What the task requires -> Identify the lines in the data below that contain "hours" and give only how many there are.

(Given data begins)

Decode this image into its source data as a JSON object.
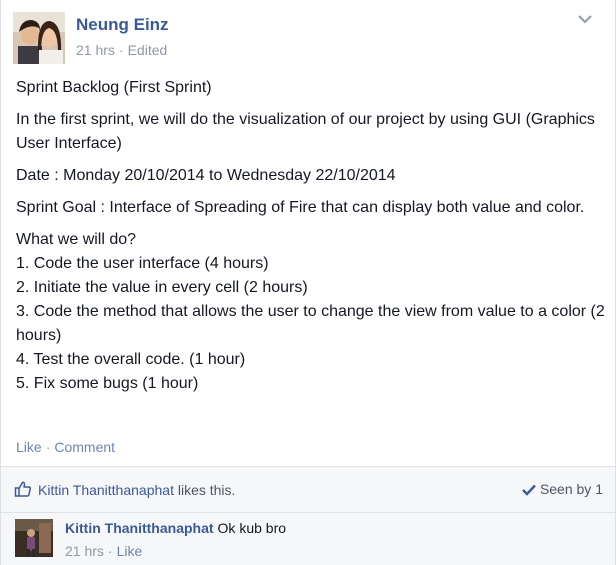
{
  "post": {
    "author": "Neung Einz",
    "time": "21 hrs",
    "separator": "·",
    "edited": "Edited",
    "paragraphs": [
      "Sprint Backlog (First Sprint)",
      "In the first sprint, we will do the visualization of our project by using GUI (Graphics User Interface)",
      "Date : Monday 20/10/2014 to Wednesday 22/10/2014",
      "Sprint Goal : Interface of Spreading of Fire that can display both value and color."
    ],
    "todo_heading": "What we will do?",
    "todo_items": [
      "1. Code the user interface (4 hours)",
      "2. Initiate the value in every cell (2 hours)",
      "3. Code the method that allows the user to change the view from value to a color (2 hours)",
      "4. Test the overall code. (1 hour)",
      "5. Fix some bugs (1 hour)"
    ]
  },
  "actions": {
    "like": "Like",
    "separator": "·",
    "comment": "Comment"
  },
  "likes": {
    "name": "Kittin Thanitthanaphat",
    "suffix": " likes this.",
    "seen_by": "Seen by 1"
  },
  "comment": {
    "author": "Kittin Thanitthanaphat",
    "text": "Ok kub bro",
    "time": "21 hrs",
    "separator": "·",
    "like": "Like"
  },
  "colors": {
    "link": "#3b5998",
    "muted": "#9197a3",
    "footer_bg": "#f6f7f8"
  },
  "icons": {
    "options": "chevron-down-icon",
    "like": "thumbs-up-icon",
    "seen": "checkmark-icon"
  }
}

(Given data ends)

Reply -> 3